# Hexagonal filth

I was amused by this report of a petition to change the representation of soccer balls on UK signs. At present the image is of a ball divided into brown and white hexagons. At least on one side.

The problem is, if it’s hexagons all the way around, it’s a geometric impossibility. You can’t have a convex polyhedron consisting solely of hexagons, regular or otherwise. In fact: If a convex polyhedron has only hexagons and/or pentagons as faces, then there must be at least 12 pentagons.

The proof is based on Euler’s polyhedron formula: If a convex polyhedron has $V$ vertices, $E$ edges, and $F$ faces, then

$V-E+F=2$.

For our hex-and-pent-agon polyhedron, consisting of $h$ hexagons and $p$ pentagons, $F = p+h$, of course. What’s $E$? Well, each hexagon has 6 edges and each pentagon has 5, but that counts each edge twice since each edge belongs to two faces. So $E = (5p+6h)/2$.

Now, at each vertex, at least 3 edges meet. If you add up the number of edges at each vertex over all vertices you get at least $3V$; but since each edge contributes 2 to that total, $3V \le 2E$.

But from Euler’s formula,

$3V = 6+3E-3F \le 2E$

or

$6-3F \le -E$

and substituting our formulas for $F$ and $E$,

$6-3p-3h \le -(5p+6h)/2$

or

$12-6p-6h \le -5p-6h$

or

$12-p \le 0$

or

$p \ge 12$.

QED.

(The equality holds if every vertex has 3 edges — or equivalently, 3 faces. In particular, if you’re using only regular hexagons and pentagons, then there isn’t room at a vertex for more than 3 faces to meet there. So for a polyhedron made of regular hexagons and pentagons, or any polyhedron with exactly three hexagons and/or pentagons meeting at each vertex, $p = 12$.)

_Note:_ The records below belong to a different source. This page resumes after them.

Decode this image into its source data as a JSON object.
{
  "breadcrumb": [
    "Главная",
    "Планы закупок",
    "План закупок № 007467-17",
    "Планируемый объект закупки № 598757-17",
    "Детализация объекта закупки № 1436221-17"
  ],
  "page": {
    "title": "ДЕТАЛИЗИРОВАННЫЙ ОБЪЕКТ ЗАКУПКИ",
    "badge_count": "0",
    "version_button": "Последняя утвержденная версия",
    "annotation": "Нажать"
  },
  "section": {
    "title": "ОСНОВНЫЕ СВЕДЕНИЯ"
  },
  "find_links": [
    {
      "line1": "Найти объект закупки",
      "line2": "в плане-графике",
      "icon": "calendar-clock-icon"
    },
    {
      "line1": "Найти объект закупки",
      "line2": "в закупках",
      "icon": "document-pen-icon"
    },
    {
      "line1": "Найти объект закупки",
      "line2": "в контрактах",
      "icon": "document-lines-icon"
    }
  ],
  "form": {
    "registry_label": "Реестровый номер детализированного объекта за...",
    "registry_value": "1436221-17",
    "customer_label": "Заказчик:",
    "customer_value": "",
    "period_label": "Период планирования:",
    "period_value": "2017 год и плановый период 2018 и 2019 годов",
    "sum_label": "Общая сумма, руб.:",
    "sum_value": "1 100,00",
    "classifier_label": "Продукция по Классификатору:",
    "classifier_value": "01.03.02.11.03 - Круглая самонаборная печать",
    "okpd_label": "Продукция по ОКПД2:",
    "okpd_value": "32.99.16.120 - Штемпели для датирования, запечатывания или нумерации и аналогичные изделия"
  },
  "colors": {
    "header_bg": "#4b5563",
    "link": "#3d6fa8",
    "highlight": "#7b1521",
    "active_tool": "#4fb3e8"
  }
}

Hence the government must be petitioned. As The Aperiodical says, “Ban this hexagonal filth!”